|Image - Leslie Pantazis 2014|
But even looking here through these trees and beyond the basketball court, can you see the big contrast between these hybrids in the foreground and the lush foliage of the native Fremont Cottonwoods well into the distance ? The other issue with these Cottonwood hybrids is they are more susceptible to the agrobacterium tumefaciens (same organism used by geneticists to fabricate GMOs) which causes the tumor-like features on the trunk known as Crown Galls. This may be another reason for the lack of foliage where the grotesque gall formations may be restricting water and sap flow to the upper higher reaches into the tree's leaf canopy. I've never seen this with the native Fremont Cottonwoods.
|Image - Central Arizona Land Trust|
|Image from River Partners|
|Video capture image by Billy "Lakeside" Oritiz|

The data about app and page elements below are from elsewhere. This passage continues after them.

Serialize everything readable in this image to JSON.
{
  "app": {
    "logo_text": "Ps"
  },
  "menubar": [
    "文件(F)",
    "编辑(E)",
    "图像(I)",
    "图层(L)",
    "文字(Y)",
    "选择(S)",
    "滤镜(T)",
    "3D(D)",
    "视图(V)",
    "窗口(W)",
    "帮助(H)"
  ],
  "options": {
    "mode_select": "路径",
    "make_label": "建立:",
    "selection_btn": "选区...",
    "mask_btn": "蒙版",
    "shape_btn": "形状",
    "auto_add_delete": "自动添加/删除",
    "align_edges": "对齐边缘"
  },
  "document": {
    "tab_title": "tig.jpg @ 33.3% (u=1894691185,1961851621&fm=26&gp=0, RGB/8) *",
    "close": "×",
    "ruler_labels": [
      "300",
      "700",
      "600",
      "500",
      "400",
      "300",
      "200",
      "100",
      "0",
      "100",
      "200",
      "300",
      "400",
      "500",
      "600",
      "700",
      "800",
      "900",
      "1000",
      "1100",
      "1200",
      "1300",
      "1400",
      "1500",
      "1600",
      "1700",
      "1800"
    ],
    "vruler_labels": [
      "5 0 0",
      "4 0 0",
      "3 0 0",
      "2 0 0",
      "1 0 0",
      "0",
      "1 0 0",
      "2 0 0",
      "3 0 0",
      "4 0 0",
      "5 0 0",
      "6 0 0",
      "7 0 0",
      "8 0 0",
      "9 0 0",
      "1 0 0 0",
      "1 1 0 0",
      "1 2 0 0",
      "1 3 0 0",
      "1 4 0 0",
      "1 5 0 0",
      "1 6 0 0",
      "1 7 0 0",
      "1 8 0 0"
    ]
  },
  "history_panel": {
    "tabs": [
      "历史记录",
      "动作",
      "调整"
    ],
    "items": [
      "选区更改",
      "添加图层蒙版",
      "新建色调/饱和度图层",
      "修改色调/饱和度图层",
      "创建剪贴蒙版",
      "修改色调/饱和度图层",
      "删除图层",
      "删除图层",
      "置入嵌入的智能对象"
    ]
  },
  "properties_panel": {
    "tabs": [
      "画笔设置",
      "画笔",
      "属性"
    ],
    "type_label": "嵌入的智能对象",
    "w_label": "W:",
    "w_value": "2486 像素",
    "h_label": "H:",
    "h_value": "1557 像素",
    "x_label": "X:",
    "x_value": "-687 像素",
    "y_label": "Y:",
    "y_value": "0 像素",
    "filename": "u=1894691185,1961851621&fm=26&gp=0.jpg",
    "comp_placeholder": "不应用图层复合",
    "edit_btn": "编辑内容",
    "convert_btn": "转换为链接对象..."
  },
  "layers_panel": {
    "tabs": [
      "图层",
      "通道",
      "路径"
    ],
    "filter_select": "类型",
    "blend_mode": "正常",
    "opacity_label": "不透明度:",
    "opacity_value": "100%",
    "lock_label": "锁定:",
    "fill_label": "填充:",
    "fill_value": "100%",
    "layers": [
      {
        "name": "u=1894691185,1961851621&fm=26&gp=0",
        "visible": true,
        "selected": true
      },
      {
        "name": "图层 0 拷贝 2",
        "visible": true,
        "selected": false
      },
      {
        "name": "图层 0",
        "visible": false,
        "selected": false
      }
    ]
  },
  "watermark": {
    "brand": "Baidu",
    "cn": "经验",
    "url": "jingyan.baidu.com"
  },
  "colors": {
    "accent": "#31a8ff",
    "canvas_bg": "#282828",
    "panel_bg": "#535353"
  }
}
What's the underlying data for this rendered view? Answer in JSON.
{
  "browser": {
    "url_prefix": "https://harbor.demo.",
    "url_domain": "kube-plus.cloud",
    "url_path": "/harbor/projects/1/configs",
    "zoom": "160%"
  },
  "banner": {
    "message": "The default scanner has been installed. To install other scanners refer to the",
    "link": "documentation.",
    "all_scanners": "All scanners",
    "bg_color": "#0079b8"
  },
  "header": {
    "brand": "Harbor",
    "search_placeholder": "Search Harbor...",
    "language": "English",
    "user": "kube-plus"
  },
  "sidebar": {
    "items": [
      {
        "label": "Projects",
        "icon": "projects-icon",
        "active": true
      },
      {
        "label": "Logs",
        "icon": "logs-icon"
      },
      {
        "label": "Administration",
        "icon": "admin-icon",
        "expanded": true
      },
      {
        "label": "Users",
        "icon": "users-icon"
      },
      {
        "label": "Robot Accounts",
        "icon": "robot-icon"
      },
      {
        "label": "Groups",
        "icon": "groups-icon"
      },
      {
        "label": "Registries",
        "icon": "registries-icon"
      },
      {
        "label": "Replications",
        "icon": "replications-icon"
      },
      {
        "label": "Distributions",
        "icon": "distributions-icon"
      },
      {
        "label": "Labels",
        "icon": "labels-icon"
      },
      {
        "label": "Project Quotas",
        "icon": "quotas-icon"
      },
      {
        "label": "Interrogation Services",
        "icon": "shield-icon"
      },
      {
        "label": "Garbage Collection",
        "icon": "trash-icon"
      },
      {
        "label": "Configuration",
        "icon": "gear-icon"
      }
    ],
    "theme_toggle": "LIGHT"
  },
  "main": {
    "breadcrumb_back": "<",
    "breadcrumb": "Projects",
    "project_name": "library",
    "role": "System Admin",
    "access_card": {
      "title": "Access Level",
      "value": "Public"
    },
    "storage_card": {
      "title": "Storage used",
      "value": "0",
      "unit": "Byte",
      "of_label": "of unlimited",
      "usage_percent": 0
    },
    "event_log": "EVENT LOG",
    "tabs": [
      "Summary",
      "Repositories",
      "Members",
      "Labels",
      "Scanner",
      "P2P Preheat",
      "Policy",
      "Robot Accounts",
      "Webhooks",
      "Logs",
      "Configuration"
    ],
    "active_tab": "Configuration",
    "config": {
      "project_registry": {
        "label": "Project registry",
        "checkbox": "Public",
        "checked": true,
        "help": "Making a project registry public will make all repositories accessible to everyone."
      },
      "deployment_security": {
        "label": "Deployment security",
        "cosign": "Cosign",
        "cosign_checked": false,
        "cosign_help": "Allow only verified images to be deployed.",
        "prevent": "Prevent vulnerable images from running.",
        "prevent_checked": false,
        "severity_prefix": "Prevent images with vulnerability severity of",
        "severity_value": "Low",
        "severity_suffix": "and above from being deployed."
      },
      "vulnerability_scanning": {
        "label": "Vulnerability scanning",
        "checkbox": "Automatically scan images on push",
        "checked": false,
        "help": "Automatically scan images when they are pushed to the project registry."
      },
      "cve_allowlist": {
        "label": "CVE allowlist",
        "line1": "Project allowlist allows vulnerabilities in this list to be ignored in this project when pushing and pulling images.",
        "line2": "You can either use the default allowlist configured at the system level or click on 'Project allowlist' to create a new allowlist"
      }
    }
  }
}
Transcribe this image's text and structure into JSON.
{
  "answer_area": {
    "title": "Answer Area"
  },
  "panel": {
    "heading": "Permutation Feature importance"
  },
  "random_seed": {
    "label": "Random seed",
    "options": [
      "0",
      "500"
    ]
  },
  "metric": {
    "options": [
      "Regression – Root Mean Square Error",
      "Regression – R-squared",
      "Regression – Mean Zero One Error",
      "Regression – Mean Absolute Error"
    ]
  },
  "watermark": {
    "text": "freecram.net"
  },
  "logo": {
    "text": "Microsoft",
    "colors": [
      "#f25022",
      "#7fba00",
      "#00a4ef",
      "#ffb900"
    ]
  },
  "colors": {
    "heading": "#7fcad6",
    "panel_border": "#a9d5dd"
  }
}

This pit was dug up by heavy equipment the last week of October 2018 by the owner of the Sand Mining operation for sand sample testing. They went way down fairly deep, maybe 20 feet, but notice there is no water ? All the historical mining operations between El Monte Valley westward to the Mission Gorge Dam have greatly reduced and lowered the floodplain's water table. Large trees will find it tough to establish within such a changed environment. The only vegetation that even remotely makes it in the El Monte Valley's artificial channel created after the1980 floods are the non-native Tamarisks. However there is a way of bringing that water table up close to the surface and creating a lush riparian valley wide ecosystem along with an efficient effleunt water recycling system which would also benefit Lake Jennings water supply. More on the mechanics of how this could be accomplished in a later post. 😉
Some fun Links by others who've hiked the Walker Preserve.
|Image - Tim Robertson|
And finally they have placed a piece of industrial history (Iron Dino relic really😉) into the Walker Preserve Trail landscape decor as part of the region's heritage. Indeed, those series of dredged and gouged out lakes carved into Santee's floodplain were mined of their 1000s of years old sand for San Diego County's 1950s/60s construction boom which started after World War II. There's even a signage board explaining the sand mine history of the area. But the miners aren't through yet unfortunately as the image and links below will attest.
El Monte Valley Sand Mining Controversy 😟
|Photograph by Billy Ortiz - January 12, 2015|
Lakeside River Park Conservancy
Industrial forces and big business interests are moving in to turn the El Monte Valley into another large industrial construction materials apocalyptic landscape. The El Monte Valley is one of the last almost unspoiled large floodplains in all of San Diego county and certainly the last one with regards to the San Diego River. West of El Capitan High School the entire river course to the Pacific Ocean has been butchered by sand and gravel mining operations for the past 100+ years. My next post is about the latest controversey and where to go for the most accurate info and who you should be listening to.
Stay Tuned! Okay as promised!